== Task material

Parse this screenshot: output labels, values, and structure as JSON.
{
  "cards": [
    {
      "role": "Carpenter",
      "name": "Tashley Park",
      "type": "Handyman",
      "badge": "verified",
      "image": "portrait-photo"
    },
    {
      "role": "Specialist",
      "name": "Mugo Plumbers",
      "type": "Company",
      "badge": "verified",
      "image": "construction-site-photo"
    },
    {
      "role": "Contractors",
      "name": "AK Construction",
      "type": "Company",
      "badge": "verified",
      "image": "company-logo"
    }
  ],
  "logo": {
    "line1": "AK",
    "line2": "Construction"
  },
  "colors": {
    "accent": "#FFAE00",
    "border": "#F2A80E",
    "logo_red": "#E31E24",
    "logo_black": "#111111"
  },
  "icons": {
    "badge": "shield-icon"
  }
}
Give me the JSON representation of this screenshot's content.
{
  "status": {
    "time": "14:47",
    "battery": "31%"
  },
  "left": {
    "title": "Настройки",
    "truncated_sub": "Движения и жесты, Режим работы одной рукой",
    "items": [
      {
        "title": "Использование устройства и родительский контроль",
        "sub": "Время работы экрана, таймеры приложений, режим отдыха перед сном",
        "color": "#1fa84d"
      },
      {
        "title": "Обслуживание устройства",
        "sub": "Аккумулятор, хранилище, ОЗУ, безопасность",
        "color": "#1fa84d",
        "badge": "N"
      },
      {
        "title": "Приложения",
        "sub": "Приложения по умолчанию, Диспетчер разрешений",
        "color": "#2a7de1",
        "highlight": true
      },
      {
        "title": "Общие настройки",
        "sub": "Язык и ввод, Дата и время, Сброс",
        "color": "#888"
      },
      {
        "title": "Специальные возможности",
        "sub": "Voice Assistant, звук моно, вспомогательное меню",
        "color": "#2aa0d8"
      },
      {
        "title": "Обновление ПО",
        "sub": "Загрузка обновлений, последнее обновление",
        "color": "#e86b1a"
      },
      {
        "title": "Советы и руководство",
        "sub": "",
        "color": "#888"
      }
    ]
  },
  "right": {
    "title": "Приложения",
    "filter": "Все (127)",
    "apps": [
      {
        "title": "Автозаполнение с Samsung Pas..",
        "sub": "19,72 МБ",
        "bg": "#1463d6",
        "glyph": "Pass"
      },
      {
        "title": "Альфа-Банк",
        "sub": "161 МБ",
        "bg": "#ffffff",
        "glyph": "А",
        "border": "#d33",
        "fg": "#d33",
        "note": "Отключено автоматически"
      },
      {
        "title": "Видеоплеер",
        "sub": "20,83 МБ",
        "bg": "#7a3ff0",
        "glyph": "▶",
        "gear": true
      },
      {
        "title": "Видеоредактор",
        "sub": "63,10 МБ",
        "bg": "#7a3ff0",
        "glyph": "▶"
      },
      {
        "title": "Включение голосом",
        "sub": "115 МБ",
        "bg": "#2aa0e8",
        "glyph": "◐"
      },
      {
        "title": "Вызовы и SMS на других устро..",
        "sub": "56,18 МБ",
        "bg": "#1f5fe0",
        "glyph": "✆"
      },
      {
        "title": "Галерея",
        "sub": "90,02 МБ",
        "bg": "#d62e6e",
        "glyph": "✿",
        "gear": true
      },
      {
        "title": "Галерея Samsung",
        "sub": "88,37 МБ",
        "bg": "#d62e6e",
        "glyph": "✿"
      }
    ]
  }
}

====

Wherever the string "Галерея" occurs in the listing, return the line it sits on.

:: Exercise result ::
        "title": "Галерея",
        "title": "Галерея Samsung",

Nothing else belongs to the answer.